This scheme was not passed by the National Assembly. Its proposer, who had at least the merit of not being infatuated by his ideas, brought forward another scheme containing only one prohibition of importance, that on new or old ships; other duties being fixed at from 5 to 15 per cent. This tariff, dated March 15, 1791, was the most liberal passed in France down to 1860.
On February 1, 1793, the Convention declared war on England, and on March 1st it annulled all commercial treaties. Any one introducing, selling, or advertising English goods was punished by twenty years’ penal servitude. Little attention, however, was paid to their orders as long as privateers succeeded in selling their captures. At the time of the discussion of the law of 10th Brumaire year V, it was stated that in the last three years more than £1,600,000 worth of English commodities and manufactured goods had been sold. And the new law, passed to make the prohibition more stringent, was equally ineffective. On June 16, 1801, the First Consul reopened the frontiers to the passage of English goods, and on the advice of Cambacérès, who declared that the last cause of division would then be removed, considered the possibility of a commercial treaty. War, however, broke out in May, 1803. Napoleon tried to renew, on a more extensive scale, the prohibitions of the Convention and the Directory: in the Berlin Decree of November 21, 1806, he forbade any exchange or communication with England; in the Milan Decree of November 23, 1807, he declared any vessel which had touched English soil contraband of war; and in the Decree of the following September he put the British Isles under blockade. Smuggling increased with the increased duties. In the Order of October 8, 1810, he created County Courts which could in the last resort condemn smugglers to ten years’ penal servitude and branding. He himself, however, broke the Continental Blockade by conceding by means of licences the more or less imaginary obligation of exporting an amount equal to the quantity imported; and he dressed the soldiers who were to enforce the blockade on Europe in smuggled cloth. Nevertheless, the Continental Blockade was the main object of his policy. He tried to conquer Spain in 1808 in order to close it against English goods; he invaded Russia in 1812 because it would not accede to the policy which he wished to extend as far as India. When he refused in 1813 to hand over the Hanseatic towns to Austria, it was because of his designs on English trade. He aimed at ruining England. In 1813 he saw that, far from having attained that end, he had extended her markets. The drafts of English business men enabled her to pay her own troops and finance allied powers: they transmitted to their correspondents commodities and manufactures which liquidated the drafts. By 1813 Napoleon realised so clearly that he must abandon the idea of ruining England that, according to M. Thiers, he had issued enough licences “practically to re-establish trade with England, on which the import dues brought in some £4,000,000. The parts were thus reversed. Whereas two years ago Napoleon had tortured Europe to break off its commercial intercourse with England, England now, seeing the advantage her enemy reaped by licensing trade with her, tried to render it impossible.”

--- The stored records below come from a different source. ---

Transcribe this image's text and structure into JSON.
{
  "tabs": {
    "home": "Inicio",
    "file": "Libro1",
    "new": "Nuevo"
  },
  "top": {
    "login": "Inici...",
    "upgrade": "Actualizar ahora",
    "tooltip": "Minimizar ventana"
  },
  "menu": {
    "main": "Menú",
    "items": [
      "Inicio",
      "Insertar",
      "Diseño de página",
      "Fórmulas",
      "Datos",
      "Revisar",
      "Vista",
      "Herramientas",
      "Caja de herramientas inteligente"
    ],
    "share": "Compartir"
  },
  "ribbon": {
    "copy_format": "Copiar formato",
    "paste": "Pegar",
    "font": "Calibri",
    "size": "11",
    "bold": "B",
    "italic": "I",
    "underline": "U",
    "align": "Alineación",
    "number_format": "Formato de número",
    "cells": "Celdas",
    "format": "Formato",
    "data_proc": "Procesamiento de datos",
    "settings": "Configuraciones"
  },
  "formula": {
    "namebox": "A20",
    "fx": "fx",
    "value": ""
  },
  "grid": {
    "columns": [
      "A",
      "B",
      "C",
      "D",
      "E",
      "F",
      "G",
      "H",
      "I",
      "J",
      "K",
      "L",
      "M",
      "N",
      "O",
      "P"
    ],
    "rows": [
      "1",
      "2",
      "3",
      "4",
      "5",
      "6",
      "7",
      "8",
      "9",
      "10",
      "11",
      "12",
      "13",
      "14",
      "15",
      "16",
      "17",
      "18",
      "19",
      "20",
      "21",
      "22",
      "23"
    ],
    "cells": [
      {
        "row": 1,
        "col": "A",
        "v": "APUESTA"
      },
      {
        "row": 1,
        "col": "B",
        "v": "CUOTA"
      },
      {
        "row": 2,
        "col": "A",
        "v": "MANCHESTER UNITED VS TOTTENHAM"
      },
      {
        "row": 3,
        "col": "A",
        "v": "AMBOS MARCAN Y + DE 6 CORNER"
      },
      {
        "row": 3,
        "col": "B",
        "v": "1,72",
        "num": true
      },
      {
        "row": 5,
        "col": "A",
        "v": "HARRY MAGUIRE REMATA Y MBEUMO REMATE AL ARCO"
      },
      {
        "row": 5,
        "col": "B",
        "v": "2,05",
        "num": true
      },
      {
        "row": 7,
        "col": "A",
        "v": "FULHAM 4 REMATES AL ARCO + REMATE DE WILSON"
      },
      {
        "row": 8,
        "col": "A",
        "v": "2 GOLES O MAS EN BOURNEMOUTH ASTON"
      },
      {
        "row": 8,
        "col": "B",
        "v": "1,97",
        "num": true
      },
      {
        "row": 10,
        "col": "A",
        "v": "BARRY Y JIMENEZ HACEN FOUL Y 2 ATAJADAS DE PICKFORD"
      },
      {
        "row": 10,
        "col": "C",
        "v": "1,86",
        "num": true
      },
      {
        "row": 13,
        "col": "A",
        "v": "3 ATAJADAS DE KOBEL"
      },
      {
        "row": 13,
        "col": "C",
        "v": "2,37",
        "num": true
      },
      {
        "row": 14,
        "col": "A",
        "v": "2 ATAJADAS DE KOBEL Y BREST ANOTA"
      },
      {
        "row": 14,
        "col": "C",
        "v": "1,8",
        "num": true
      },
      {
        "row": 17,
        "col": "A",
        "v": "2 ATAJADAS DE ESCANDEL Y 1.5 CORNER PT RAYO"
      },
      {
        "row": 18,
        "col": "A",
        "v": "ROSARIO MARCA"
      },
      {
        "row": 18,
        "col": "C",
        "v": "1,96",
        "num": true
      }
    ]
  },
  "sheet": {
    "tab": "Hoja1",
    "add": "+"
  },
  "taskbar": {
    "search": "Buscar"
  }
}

Napoleon had established Free Trade on the Continent. Between France and the Low Countries, North and Central Italy, and the greater part of Germany, Customs had been abolished. The experiment proved that French industries could stand the competition of the industries of the rest of Europe.